# WHAT YOU WILL DO:
Pick each line containing the word "SOURCE" out of the data below.

Excerpts from an interface dataset:
[Start of section]

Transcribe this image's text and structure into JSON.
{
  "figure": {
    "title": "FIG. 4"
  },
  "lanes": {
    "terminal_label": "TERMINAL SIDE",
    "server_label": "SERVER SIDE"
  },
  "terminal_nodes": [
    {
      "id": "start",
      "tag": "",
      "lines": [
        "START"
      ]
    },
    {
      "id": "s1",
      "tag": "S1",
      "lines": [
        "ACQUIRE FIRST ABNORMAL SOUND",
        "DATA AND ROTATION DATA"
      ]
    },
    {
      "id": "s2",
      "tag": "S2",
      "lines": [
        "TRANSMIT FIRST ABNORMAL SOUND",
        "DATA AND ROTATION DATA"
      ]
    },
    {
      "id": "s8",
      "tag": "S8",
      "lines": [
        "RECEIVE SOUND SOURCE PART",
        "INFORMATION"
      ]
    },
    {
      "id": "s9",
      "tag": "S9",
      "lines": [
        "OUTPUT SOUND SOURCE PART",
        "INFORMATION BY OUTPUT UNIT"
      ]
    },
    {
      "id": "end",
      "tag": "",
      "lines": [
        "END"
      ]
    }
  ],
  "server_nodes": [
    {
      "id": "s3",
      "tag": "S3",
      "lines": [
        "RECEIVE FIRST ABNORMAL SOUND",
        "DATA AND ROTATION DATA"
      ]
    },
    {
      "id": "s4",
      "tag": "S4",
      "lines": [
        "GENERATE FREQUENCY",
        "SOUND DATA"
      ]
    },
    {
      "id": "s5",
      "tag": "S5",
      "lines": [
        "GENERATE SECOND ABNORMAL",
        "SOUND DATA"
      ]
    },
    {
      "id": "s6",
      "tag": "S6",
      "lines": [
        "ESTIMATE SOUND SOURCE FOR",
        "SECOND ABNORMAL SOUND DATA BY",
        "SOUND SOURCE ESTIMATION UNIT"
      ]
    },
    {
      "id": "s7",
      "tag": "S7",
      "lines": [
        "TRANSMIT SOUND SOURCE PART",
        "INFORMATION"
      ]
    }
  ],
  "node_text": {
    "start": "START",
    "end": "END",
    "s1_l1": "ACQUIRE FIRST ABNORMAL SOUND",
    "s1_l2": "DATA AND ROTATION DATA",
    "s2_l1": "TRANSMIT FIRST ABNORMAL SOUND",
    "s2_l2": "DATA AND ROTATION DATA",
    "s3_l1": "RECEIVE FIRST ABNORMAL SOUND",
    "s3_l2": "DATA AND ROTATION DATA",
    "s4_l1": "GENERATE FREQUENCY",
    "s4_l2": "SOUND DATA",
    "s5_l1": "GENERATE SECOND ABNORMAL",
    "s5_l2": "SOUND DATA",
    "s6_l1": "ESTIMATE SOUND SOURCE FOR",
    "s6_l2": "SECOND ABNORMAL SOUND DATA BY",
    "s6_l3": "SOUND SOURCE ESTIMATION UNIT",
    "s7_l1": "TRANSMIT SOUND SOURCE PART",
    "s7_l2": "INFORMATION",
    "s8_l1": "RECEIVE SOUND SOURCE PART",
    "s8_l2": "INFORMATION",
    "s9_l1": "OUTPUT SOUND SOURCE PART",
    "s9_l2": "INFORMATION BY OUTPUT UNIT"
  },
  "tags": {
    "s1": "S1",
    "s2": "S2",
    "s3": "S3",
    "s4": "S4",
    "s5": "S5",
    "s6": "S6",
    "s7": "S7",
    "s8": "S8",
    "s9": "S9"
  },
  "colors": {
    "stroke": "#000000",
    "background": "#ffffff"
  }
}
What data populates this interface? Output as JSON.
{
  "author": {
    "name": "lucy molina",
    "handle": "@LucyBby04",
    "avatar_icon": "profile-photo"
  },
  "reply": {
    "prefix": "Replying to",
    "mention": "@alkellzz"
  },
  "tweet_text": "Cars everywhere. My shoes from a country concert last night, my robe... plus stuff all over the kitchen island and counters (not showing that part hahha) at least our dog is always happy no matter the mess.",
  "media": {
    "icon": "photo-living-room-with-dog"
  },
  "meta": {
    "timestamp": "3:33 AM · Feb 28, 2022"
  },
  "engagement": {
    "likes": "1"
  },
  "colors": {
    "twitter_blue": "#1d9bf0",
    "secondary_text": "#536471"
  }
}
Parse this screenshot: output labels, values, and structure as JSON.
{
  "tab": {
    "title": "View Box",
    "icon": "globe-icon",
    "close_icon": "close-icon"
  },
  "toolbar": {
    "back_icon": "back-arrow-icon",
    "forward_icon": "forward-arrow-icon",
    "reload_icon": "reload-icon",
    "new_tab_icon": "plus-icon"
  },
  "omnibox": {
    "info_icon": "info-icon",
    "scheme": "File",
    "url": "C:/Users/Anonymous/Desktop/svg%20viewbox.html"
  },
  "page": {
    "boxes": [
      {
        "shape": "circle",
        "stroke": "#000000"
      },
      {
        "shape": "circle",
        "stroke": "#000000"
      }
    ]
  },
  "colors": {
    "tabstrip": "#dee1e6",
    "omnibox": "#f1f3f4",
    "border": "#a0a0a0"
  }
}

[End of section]

# EXERCISE RESPONSE:
        "RECEIVE SOUND SOURCE PART",
        "OUTPUT SOUND SOURCE PART",
        "ESTIMATE SOUND SOURCE FOR",
        "SOUND SOURCE ESTIMATION UNIT"
        "TRANSMIT SOUND SOURCE PART",
    "s6_l1": "ESTIMATE SOUND SOURCE FOR",
    "s6_l3": "SOUND SOURCE ESTIMATION UNIT",
    "s7_l1": "TRANSMIT SOUND SOURCE PART",
    "s8_l1": "RECEIVE SOUND SOURCE PART",
    "s9_l1": "OUTPUT SOUND SOURCE PART",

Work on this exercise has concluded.